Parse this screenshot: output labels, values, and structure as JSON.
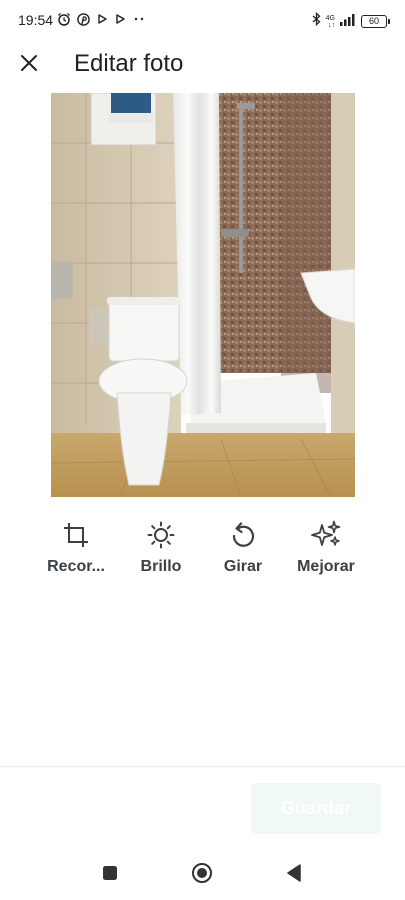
{
  "status_bar": {
    "time": "19:54",
    "network": "4G",
    "network_sub": "↓↑",
    "battery": "60",
    "icons": [
      "alarm-icon",
      "pinterest-icon",
      "play-icon",
      "play-icon",
      "more-dots-icon",
      "bluetooth-icon",
      "signal-icon",
      "battery-icon"
    ]
  },
  "header": {
    "title": "Editar foto",
    "close_icon": "close-icon"
  },
  "photo": {
    "subject": "bathroom-photo"
  },
  "tools": [
    {
      "label": "Recor...",
      "icon": "crop-icon"
    },
    {
      "label": "Brillo",
      "icon": "brightness-icon"
    },
    {
      "label": "Girar",
      "icon": "rotate-icon"
    },
    {
      "label": "Mejorar",
      "icon": "sparkle-icon"
    }
  ],
  "footer": {
    "save_label": "Guardar"
  },
  "nav": {
    "icons": [
      "recents-square-icon",
      "home-circle-icon",
      "back-triangle-icon"
    ]
  },
  "colors": {
    "title": "#202124",
    "tool_label": "#3c4043",
    "save_bg_disabled": "#f1f8f8"
  }
}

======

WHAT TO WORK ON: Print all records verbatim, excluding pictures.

SOLUTION TO THIS PROBLEM:
Parse this screenshot: output labels, values, and structure as JSON.
{
  "status_bar": {
    "time": "19:54",
    "network": "4G",
    "network_sub": "↓↑",
    "battery": "60",
    "icons": [
      "alarm-icon",
      "pinterest-icon",
      "play-icon",
      "play-icon",
      "more-dots-icon",
      "bluetooth-icon",
      "signal-icon",
      "battery-icon"
    ]
  },
  "header": {
    "title": "Editar foto",
    "close_icon": "close-icon"
  },
  "photo": {
    "subject": "bathroom-photo"
  },
  "tools": [
    {
      "label": "Recor...",
      "icon": "crop-icon"
    },
    {
      "label": "Brillo",
      "icon": "brightness-icon"
    },
    {
      "label": "Girar",
      "icon": "rotate-icon"
    },
    {
      "label": "Mejorar",
      "icon": "sparkle-icon"
    }
  ],
  "footer": {
    "save_label": "Guardar"
  },
  "nav": {
    "icons": [
      "recents-square-icon",
      "home-circle-icon",
      "back-triangle-icon"
    ]
  },
  "colors": {
    "title": "#202124",
    "tool_label": "#3c4043",
    "save_bg_disabled": "#f1f8f8"
  }
}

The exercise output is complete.